**TASK ITEM:** How many lines of the listing below hold the word "Find"? Answer with the number alone.

**SUPPLIED MATERIAL:**
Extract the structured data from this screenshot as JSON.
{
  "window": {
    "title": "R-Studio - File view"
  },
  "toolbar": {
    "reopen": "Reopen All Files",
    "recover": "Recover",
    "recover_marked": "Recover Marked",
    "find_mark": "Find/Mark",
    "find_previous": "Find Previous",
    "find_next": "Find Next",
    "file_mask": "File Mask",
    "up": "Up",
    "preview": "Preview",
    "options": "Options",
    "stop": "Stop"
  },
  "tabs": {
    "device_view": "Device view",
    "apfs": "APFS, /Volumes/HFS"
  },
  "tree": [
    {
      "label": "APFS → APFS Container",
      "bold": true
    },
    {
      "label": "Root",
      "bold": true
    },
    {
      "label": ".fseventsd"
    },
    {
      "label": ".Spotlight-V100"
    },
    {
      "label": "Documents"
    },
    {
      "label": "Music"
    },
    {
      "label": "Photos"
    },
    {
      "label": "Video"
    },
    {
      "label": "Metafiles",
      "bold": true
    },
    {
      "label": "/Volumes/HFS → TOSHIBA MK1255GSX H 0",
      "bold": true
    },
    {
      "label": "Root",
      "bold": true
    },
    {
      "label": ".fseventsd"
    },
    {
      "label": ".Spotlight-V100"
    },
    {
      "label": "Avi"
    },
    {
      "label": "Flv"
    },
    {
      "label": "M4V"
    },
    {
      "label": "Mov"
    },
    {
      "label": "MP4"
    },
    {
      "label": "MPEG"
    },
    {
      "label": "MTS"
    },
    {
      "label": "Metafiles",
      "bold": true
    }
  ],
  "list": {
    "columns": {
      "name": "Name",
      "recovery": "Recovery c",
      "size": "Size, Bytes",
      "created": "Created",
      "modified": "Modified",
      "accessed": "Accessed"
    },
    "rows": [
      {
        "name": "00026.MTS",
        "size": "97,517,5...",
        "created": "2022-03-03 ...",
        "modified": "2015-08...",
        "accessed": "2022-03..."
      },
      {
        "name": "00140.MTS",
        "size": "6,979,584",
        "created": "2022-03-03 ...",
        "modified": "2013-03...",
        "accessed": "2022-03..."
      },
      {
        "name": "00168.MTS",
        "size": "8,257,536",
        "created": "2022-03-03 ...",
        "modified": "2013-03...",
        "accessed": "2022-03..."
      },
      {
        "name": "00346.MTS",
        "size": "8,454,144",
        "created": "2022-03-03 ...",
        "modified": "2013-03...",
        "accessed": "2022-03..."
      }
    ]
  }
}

**EXERCISE OUTPUT:** 3